While the angry mob ransacked Sheriff Cate’s home, black residents a few blocks away, prepared defenses. The black residents purchased ammunition all day until one hardware store owner refused to sell any ammunition to African Americans. Northwest of the downtown area, black residents fortified a street corner, street lights were shot out, and a gravel truck was overturned to serve as a barricade. Roughly 100 black men stood armed waiting for the white mob to come. Around 11:30 pm, a group of armed rioters appeared, the two sides engaged in gunfire. The white rioters ran back to the court house and asked the militia to help. As the riot transitioned to a full-fledged battle, white rioters looted hardware stores for weapons and bullets. The militia set up two machine guns on tripods at Vine and State Streets. The machine gunners joined the white rioters and attempted to shoot black snipers. Eventually at behest of drunken white mob members the machine gunners opened fire on fellow militia.
The fighting continued between the two groups moving in between alleys and side streets. “Prostitutes and johns ran out of buildings; patrons fled illegal saloons.” Residents trembled in their homes, black residents fled the city, hiding in nearby churches and forests. The militia fought the black defenders and did nothing to stop the white mob that destroyed a police station. Eventually 1,100 additional militia arrived and drove off remaining defenders from their barricades. Sweeny ordered the militia to not let the whit mob attack the black neighborhood. Troops with machine guns formed a barrier around the entrance to the black neighborhood preventing white residents from entering and stopping black residents from leaving. The riot was over and the city suffered immense damage.
The white mob destroyed a police station, a sheriff’s home, many businesses, assaulted law officers and soldiers, and killed many innocent people. The riot caused a panic among black residents of Tennessee. Newspapers reported, that black people were taking trains, and taxis to leave the state. The following a night Mayor McMillan imposed a 10pm curfew. Jumpy militia fired at black residents causing people to stay home instead of going to work. No official death count emerged as the coroner refused to release the information.
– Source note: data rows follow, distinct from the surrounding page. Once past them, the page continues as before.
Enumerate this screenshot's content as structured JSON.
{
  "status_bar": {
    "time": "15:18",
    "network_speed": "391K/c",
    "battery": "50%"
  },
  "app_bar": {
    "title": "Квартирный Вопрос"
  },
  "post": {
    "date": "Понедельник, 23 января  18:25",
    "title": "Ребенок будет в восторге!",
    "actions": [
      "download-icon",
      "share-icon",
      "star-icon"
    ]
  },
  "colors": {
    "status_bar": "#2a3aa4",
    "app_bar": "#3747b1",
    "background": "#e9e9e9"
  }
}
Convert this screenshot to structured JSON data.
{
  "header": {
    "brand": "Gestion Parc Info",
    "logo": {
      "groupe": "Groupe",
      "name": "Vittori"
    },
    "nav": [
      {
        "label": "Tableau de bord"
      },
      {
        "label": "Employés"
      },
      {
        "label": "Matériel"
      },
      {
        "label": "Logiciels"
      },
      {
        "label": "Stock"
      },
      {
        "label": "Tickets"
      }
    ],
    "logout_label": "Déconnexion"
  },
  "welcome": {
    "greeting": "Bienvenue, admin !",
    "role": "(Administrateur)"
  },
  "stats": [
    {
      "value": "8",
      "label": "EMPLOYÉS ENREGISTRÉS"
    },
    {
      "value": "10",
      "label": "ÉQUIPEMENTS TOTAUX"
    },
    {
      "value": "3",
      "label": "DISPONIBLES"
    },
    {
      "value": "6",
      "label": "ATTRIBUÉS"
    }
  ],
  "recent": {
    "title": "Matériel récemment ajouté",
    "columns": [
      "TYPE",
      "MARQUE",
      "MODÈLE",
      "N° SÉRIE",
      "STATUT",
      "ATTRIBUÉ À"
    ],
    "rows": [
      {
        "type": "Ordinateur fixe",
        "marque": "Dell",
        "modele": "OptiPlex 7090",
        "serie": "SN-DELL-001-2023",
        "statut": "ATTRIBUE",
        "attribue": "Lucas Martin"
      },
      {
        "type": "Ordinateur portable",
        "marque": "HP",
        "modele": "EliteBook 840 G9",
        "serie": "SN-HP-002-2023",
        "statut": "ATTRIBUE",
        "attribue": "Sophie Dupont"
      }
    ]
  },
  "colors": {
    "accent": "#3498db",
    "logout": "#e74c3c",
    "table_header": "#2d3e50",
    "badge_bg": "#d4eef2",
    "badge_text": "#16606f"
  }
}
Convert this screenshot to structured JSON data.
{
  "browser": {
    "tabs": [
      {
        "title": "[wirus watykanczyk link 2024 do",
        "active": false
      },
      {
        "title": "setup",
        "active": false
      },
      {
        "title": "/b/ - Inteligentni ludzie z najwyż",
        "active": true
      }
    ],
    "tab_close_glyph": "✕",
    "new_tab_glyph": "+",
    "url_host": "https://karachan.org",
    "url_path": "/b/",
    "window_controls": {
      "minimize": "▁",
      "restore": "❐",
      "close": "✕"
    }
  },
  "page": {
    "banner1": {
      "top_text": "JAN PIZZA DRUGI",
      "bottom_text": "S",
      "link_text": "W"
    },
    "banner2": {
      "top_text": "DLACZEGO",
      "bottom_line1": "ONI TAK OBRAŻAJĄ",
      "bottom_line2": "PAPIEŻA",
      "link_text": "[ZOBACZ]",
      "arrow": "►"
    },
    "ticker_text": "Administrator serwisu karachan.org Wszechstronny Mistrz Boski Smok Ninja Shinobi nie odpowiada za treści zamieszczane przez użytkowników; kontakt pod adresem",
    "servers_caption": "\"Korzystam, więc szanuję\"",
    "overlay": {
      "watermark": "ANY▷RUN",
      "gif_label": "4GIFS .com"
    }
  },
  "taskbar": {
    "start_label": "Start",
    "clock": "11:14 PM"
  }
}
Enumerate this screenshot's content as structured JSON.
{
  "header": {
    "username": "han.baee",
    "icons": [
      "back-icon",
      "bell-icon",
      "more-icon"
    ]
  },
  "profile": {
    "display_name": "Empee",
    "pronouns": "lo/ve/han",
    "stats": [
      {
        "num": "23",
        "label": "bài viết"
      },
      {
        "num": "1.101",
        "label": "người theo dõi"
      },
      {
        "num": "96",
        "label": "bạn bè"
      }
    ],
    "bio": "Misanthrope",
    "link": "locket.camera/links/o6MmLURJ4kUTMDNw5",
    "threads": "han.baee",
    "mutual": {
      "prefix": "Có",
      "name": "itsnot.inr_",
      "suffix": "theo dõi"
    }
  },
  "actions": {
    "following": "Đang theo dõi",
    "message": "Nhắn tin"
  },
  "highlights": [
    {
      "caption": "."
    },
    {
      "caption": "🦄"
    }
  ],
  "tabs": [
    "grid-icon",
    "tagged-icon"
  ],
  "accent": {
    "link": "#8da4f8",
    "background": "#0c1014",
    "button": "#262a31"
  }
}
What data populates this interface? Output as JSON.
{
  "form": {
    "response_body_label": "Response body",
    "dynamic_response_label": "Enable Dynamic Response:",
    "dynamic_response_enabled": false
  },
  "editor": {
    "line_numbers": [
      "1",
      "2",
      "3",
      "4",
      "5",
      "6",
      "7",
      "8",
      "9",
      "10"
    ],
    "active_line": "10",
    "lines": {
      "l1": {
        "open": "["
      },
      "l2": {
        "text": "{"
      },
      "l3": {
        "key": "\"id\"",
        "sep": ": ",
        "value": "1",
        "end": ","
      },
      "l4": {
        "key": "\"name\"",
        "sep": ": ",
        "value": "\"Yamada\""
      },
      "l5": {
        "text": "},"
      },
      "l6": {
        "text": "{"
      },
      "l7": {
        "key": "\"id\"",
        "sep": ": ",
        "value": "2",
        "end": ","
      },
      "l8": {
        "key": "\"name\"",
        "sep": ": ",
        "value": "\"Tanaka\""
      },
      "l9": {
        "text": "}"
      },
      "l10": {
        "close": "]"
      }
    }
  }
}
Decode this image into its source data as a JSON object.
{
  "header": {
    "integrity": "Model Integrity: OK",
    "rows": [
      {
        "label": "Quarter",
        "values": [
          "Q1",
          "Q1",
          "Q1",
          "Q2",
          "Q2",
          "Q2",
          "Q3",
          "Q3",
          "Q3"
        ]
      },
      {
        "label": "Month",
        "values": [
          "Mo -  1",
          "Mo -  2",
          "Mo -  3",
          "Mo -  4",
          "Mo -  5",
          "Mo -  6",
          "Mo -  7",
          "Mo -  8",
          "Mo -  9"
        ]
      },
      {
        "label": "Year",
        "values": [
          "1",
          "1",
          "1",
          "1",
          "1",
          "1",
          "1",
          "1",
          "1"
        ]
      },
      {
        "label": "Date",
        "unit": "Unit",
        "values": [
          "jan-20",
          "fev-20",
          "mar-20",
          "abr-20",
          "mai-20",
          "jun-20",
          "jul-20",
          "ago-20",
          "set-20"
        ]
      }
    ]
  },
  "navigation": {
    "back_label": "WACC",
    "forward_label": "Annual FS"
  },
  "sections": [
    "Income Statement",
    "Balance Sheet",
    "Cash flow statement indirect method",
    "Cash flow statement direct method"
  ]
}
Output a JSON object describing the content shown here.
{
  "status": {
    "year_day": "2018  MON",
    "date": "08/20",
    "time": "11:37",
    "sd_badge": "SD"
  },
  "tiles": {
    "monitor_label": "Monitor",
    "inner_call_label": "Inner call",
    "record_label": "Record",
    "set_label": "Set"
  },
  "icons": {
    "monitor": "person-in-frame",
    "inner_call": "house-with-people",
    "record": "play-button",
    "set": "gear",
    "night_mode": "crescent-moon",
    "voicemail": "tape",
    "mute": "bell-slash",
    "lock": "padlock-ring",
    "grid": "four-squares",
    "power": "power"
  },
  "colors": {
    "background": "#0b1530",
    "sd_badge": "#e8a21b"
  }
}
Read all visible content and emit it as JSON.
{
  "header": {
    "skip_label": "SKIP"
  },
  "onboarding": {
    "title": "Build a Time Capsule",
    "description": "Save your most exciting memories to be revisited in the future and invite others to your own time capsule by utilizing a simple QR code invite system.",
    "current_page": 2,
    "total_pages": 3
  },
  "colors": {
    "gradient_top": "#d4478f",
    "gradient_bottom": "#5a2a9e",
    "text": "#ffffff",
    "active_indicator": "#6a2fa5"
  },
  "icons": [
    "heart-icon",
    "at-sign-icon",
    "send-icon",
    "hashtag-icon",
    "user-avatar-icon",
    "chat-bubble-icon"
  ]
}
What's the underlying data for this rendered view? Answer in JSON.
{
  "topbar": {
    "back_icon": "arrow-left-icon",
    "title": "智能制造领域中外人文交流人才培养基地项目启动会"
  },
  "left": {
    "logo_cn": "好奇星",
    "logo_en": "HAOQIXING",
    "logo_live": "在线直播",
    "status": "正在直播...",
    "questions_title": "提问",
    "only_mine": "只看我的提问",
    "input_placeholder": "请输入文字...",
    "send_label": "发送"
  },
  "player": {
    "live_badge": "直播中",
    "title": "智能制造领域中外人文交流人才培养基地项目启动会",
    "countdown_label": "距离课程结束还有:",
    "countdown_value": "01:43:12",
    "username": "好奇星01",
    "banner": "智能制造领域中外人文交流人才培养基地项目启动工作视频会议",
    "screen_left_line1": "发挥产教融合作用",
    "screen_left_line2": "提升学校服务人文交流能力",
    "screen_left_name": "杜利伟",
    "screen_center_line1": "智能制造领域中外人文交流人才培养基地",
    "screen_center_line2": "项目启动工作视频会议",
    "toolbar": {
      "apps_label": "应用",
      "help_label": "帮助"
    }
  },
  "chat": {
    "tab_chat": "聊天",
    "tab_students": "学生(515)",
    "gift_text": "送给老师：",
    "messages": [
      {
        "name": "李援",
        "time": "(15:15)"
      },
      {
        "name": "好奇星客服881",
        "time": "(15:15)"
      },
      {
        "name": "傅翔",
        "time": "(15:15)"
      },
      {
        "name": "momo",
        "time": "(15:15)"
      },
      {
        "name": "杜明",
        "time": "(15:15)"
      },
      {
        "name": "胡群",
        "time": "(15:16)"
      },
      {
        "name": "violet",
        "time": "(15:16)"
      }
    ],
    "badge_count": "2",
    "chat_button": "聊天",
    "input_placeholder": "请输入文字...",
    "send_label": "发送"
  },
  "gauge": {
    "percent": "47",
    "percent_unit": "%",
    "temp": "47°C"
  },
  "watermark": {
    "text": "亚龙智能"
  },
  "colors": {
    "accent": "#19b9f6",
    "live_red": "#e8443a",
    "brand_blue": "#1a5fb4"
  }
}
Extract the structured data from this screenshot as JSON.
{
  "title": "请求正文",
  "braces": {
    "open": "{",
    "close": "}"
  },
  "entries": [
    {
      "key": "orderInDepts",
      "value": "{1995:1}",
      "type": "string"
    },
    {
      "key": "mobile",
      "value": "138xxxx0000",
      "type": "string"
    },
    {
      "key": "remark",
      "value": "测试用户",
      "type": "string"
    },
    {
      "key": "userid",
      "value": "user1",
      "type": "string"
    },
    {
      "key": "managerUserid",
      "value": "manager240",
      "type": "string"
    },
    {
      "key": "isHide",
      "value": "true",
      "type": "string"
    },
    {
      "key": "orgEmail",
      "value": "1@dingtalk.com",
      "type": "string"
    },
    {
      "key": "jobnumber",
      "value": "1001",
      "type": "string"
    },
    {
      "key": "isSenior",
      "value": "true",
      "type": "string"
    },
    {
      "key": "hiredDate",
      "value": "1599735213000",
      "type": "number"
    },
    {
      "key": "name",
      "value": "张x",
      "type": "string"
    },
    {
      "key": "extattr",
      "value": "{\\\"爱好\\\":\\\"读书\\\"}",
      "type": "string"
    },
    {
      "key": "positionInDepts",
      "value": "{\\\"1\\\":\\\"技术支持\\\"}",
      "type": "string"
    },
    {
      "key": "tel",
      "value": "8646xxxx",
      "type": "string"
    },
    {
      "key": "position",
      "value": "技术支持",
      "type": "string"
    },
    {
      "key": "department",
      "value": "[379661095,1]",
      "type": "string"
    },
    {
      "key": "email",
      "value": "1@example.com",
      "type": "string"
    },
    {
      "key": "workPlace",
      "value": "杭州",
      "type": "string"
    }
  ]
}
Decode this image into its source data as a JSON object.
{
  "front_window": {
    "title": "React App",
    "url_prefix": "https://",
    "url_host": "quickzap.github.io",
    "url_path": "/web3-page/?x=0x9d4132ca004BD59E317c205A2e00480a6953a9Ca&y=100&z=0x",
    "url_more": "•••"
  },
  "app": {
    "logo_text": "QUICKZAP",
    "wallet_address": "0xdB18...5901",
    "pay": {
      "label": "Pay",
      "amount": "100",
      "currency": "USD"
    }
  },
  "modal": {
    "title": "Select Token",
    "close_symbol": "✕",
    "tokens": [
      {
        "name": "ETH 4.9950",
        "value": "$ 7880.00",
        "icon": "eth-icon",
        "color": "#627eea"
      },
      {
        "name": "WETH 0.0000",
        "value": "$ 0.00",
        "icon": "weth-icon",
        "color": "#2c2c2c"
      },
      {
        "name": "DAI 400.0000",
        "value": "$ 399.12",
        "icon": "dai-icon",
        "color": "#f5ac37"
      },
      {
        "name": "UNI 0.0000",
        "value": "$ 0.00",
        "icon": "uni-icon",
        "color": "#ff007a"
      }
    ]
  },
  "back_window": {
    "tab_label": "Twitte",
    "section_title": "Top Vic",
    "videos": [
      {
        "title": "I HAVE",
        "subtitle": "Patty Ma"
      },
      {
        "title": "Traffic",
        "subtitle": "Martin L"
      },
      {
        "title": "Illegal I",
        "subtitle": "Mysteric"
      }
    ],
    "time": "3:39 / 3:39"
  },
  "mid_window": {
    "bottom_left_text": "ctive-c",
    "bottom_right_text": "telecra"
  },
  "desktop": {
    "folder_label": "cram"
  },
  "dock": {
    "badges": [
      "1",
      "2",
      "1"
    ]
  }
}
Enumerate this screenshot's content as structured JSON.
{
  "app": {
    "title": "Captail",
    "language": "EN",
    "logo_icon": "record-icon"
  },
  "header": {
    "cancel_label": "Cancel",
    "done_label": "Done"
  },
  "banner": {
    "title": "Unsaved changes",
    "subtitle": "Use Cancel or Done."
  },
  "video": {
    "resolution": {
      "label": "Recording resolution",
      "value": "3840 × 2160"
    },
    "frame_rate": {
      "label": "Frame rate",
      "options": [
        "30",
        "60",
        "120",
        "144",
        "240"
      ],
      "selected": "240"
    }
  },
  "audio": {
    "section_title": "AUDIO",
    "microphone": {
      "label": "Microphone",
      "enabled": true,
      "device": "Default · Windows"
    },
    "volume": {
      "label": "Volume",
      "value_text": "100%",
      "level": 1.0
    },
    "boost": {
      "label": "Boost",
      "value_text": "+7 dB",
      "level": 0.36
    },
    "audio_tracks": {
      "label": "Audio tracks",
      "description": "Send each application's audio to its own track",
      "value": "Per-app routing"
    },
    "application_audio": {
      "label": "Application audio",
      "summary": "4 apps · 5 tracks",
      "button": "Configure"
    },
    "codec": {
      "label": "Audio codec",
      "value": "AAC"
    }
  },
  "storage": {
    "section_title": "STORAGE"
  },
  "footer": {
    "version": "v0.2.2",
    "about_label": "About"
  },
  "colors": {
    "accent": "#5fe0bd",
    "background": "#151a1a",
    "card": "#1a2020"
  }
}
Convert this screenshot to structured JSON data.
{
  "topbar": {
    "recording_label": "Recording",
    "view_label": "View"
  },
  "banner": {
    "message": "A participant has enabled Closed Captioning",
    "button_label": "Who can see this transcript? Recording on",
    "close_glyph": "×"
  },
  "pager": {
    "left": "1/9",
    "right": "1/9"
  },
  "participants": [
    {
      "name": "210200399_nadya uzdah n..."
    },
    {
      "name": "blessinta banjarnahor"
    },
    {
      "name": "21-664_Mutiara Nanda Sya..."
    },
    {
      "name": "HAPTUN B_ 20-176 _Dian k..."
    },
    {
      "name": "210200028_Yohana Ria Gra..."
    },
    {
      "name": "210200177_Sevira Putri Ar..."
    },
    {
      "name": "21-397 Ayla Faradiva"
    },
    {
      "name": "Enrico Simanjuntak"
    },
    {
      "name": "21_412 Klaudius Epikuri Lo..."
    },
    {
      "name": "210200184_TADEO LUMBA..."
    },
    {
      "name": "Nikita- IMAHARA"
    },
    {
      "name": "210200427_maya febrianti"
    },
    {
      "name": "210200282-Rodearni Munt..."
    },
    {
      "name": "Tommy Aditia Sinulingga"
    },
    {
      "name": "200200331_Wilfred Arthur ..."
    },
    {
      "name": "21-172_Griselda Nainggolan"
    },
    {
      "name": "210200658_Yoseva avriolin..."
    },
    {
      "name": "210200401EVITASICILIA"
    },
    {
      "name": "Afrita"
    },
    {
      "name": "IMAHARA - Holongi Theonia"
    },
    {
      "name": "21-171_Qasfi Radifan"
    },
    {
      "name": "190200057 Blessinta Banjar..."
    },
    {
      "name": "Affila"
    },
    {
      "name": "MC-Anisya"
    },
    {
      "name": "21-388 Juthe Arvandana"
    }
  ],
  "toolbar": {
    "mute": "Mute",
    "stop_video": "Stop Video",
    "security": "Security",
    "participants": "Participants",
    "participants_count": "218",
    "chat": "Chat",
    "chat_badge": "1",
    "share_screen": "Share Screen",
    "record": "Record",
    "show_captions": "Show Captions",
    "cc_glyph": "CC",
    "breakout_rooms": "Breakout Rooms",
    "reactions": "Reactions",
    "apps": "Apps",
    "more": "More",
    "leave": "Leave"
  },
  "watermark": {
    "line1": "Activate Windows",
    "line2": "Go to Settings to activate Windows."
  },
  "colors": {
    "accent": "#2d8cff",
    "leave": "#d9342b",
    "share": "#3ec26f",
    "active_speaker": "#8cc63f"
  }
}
However, estimates of contemporary police placed the death toll in the dozens along with roughly $50,000 worth of damage to the city. Maurice Mays throughout the riot was in Chattanooga. Mays’ trial lasted until 1920 where he was sentenced to death despite Police Chief Haynes instance that Mays was innocent.
Knoxville joined Chicago, Washington, Omaha, Carswell Grove, Cleveland, and Charleston in the Red Summer of 1919. Each of these cities experienced intense race riots that derived from trumped-up felonious accusations against black people.
William Bruce Wheeler, and Michael J. McDonald, Knoxville, Tennessee: a Mountain City in the New South, (University of Tennessee Press, 2005), 36.
Knoxville Riot of 1919," Tennessee Encyclopedia of History and Culture, 2013, Tennessee Encyclopedia of History and Culture.
Williams, Lee E. Anatomy of Four Race Riots: Racial Conflict in Knoxville, Elaine (Arkansas), Tulsa, and Chicago, 1919-1921, (University Press of Mississippi, 2014), Chapter 1, pp. 21-37.
Kerlin, Robert Thomas, The Voice of the Negro, 1919, (E. P. Dutton, 1920), 83-85.